Shortly after beginning construction of a new eight-story bell tower for their thriving seaport town they noticed a troubling problem. By the time they got to the third story, the building had begun to tilt. They tried several tricks to fix the problem, including making one side shorter to bring it back in alignment, but nothing worked. In fact, it made matters worse.
They failed to account for the soft soil under the foundation that eventually caused the building to lean 16 feet off perpendicular. Today the result of their simple design flaw — the Leaning Tower of Pisa — is one of the world’s most recognizable landmarks.
Their great mistake somehow turned into a monumental success. Most will not be that lucky.

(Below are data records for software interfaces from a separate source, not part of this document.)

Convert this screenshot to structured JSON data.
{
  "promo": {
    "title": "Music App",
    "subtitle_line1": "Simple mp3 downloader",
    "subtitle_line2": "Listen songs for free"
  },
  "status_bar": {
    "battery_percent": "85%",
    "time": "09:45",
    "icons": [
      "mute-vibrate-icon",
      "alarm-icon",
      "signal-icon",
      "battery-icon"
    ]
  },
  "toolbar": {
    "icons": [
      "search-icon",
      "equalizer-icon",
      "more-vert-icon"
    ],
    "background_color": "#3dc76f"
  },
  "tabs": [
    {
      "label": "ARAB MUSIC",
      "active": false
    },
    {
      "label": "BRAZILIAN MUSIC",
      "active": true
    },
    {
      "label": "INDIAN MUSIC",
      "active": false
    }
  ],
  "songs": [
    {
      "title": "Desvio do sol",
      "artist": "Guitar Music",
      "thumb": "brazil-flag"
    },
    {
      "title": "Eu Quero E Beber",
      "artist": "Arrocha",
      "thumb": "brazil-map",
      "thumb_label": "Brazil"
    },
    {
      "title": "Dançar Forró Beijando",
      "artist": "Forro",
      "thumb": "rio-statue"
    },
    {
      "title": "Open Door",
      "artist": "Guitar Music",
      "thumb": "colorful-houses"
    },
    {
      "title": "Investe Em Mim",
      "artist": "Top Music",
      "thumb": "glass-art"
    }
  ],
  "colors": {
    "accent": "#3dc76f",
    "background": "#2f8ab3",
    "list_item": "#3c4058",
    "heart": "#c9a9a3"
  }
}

A small mistake or design flaw in the early stages can torpedo an important project and risk wasting millions of dollars and thousands of hours of effort. It’s important to get the moments that matter right.
There are several moments that matter in talent development. Onboarding, promotion and succession are examples of critical times where getting it right can mean the difference between success and failure for the individual. For the organization, it can also mean the difference between a culture that responds and adapts to change and one that withers and dies. For the learning professional, it’s critical to design successful experiences for those moments but also to make sure they are ripe for sharing.
That’s one reason that the theme for our Fall 2019 Chief Learning Officer Symposium is “Design, Build, Inspire.” The tools for success as a CLO include more than the ability to build and execute effective learning programs.
Clear and creative upfront thinking at moments that matter leads to success. Consulting, asking difficult questions, conducting needs analyses, reading between the lines and sometimes going against the grain are crucial. It also means designing and building with an iterative mindset, one that acknowledges each apparent ending is actually the beginning of the next evolution.
For three days, Oct. 14-16 in Chicago, we’ll explore the future of learning and what learning executives like you are doing to design the future of work. But perhaps most important, we’ll explore how it’s often the little things that matter the most in making big changes.